According to the U.S. Department of Justice (DOJ), all five of the men were charged in the separate and unrelated indictments related to fentanyl that resulted in death.
33-year-old Theophylis Rayvon Pride, aka “OPI” of Huntsville was indicted on one count of distributing fentanyl that resulted in death in July 2021 in Madison County.
A six-count indictment was filed in the U.S. District Court, charging Azarious Taron Williams, 25, and Darien Avante Arnold, 22, both of Florence, with conspiracy to distribute and possession with the intent to distribute methamphetamine as well as a substance containing fentanyl between November 2020 and June 2022 in Lauderdale County.
37-year-old JT Toombs, III of Alexander City and 40-year-old Demarcus Leon Hill of Hoover were also charged in a two-count indictment with conspiracy to possess with intent to distribute 40 grams or more of fentanyl in August 2021 in Talladega County.
The DOJ says that the cases were investigated by the DEA, along with the Alabama Law Enforcement Agency, Huntsville Police Department, Lauderdale County Drug Task Force, and the Franklin County Sheriff’s Office.
In a Wednesday (Sept. 21) interview with Entertainment Weekly, Haines complained Coppola’s film didn’t look deep enough into the “complexities” of her story, which was told partly through Emma Watson‘s Bling Ring character, Nicki.
“That’s the thing that’s so frustrating when you have someone that’s as brilliant as Sofia Coppola and as wonderful an actor as Emma Watson working on a movie together,” Haines said. “You have this opportunity to do something really great and to dig deeper and to look at the complexities, but it’s just lazy.”
Despite her harsh take, Haines actually hasn’t watched Coppola’s film in full. She told EW, “I’m a busy mom of two kids.

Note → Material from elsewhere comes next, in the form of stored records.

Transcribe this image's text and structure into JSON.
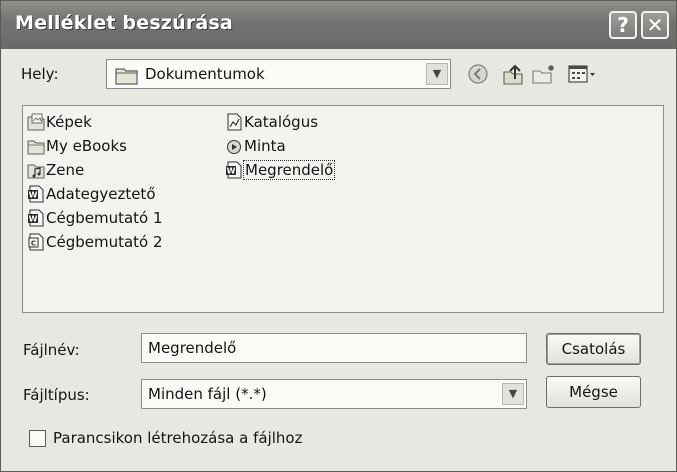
{
  "window": {
    "title": "Melléklet beszúrása",
    "help_glyph": "?",
    "close_glyph": "✕"
  },
  "location": {
    "label": "Hely:",
    "value": "Dokumentumok",
    "dropdown_glyph": "▼",
    "icons": [
      "folder-icon",
      "back-icon",
      "up-folder-icon",
      "new-folder-icon",
      "views-menu-icon"
    ]
  },
  "files": [
    {
      "name": "Képek",
      "icon": "image-folder-icon"
    },
    {
      "name": "My eBooks",
      "icon": "folder-icon"
    },
    {
      "name": "Zene",
      "icon": "music-folder-icon"
    },
    {
      "name": "Adategyeztető",
      "icon": "word-document-icon"
    },
    {
      "name": "Cégbemutató 1",
      "icon": "word-document-icon"
    },
    {
      "name": "Cégbemutató 2",
      "icon": "document-icon"
    },
    {
      "name": "Katalógus",
      "icon": "chart-document-icon"
    },
    {
      "name": "Minta",
      "icon": "media-file-icon"
    },
    {
      "name": "Megrendelő",
      "icon": "word-document-icon",
      "selected": true
    }
  ],
  "filename": {
    "label": "Fájlnév:",
    "value": "Megrendelő"
  },
  "filetype": {
    "label": "Fájltípus:",
    "value": "Minden fájl (*.*)",
    "dropdown_glyph": "▼"
  },
  "buttons": {
    "attach": "Csatolás",
    "cancel": "Mégse"
  },
  "shortcut": {
    "label": "Parancsikon létrehozása a fájlhoz",
    "checked": false
  }
}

If I’m gonna sit down for two hours, it’s not gonna be to watch The Bling Ring,” but added that she saw segments while working on Netflix’s Hollywood Heist series.
“When I was filming this documentary, they had me watch bits and pieces of the movie and asked me my opinion on it,” she explained.
The Netflix series — which features interviews with herself and fellow Bling Ring subject Nick Prugo, plus figures like Audrina Patridge and blogger Perez Hilton — provides deeper context, Haines told EW.
“I think the docuseries is so great because in the media reporting up until very recently there wasn’t really a space for the nuance and the complexity of what happened in the crime,” Haines told the outlet. “The story became sensationalized and there wasn’t space to talk about addiction and mental health. We still have a long way to go, but we’re so much farther than we were in 2010.”
The Real Bling Ring: Hollywood Heist is now streaming on Netflix.